Directions for this task:
If a line in the material below has the string "title", copy it out.

Given records:

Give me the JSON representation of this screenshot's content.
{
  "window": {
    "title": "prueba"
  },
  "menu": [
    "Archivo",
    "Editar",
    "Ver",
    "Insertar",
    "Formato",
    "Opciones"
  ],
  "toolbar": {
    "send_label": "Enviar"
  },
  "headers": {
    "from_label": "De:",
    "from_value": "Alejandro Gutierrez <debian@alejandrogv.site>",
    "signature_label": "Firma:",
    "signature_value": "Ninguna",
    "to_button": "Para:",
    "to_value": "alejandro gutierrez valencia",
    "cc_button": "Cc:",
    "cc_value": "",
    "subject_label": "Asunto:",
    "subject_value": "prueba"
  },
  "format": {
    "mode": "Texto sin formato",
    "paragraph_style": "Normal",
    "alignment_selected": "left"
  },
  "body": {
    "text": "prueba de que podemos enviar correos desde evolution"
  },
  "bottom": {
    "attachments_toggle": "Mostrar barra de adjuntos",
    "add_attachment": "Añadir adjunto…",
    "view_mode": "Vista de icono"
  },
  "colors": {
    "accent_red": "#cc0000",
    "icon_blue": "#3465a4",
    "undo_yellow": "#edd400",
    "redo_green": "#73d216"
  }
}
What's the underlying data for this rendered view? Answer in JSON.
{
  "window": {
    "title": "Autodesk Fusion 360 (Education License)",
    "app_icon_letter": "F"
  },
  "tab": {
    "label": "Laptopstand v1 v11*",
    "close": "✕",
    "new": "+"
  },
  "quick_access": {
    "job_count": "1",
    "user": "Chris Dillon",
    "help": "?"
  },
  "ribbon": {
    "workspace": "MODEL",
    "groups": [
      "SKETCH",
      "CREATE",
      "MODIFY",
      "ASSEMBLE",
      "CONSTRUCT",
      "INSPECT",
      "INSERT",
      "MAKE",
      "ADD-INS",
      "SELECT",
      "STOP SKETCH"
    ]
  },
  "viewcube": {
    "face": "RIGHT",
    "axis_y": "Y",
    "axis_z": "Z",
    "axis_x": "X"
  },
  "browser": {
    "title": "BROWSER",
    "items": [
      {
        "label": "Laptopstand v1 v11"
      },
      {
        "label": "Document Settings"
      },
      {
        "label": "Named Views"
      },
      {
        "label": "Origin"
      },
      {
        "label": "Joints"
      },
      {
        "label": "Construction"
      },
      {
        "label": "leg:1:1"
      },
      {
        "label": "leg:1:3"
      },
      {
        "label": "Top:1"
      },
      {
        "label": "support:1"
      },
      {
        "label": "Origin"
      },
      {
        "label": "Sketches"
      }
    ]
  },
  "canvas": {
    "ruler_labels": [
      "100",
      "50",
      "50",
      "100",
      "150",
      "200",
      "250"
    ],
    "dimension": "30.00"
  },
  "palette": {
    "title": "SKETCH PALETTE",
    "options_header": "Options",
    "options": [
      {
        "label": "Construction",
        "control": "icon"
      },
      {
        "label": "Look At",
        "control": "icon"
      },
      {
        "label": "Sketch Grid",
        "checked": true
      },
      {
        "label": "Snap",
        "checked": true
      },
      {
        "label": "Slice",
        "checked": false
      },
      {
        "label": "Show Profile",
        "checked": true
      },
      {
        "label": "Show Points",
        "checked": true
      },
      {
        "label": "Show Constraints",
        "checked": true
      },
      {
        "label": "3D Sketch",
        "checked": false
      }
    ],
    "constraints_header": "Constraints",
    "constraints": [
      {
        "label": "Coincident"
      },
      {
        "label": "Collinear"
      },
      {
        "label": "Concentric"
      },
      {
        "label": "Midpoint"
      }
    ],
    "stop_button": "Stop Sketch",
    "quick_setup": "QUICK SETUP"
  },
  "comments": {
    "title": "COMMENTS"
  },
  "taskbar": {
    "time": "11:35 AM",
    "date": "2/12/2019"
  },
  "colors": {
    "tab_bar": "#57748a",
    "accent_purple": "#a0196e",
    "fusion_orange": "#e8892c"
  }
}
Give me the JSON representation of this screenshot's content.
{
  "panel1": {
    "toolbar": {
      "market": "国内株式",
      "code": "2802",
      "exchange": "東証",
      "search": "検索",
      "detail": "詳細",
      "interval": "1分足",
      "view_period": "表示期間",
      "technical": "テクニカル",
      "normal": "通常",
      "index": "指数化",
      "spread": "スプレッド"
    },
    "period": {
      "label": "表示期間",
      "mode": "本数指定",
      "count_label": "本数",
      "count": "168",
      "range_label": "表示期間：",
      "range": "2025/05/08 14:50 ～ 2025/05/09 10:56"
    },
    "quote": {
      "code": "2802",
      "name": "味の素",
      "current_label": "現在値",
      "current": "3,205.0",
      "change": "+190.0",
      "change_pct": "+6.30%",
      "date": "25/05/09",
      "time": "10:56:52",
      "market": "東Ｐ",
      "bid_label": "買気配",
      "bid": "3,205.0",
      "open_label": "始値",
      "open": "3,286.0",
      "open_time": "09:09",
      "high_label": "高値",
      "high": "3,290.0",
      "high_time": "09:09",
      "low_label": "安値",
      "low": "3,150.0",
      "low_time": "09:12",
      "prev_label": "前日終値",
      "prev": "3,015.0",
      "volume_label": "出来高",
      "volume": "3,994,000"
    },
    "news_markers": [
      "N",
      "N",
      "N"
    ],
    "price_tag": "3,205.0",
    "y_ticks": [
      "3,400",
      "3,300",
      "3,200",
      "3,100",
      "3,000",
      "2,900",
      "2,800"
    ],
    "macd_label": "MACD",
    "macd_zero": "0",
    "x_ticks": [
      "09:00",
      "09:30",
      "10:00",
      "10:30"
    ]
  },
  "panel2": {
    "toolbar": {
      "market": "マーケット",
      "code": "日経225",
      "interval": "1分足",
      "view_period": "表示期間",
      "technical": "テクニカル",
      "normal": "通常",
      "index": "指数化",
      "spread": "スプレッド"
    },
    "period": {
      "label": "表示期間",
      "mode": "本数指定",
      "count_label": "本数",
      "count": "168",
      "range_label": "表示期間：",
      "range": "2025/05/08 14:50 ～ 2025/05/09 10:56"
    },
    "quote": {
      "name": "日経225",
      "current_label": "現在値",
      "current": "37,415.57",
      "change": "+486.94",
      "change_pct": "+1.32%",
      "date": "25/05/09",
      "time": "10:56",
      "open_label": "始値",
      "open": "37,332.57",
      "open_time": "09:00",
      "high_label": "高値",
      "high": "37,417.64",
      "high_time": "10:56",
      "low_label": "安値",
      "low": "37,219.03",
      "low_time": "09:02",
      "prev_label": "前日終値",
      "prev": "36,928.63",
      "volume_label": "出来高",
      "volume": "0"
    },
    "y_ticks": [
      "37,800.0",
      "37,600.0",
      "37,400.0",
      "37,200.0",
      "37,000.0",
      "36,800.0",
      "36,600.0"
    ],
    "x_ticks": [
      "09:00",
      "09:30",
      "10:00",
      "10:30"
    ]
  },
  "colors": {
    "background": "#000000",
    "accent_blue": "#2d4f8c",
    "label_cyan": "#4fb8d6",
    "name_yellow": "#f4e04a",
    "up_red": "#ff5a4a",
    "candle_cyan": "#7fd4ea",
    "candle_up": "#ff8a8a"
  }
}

Response below:
    "title": "prueba"
    "title": "Autodesk Fusion 360 (Education License)",
    "title": "BROWSER",
    "title": "SKETCH PALETTE",
    "title": "COMMENTS"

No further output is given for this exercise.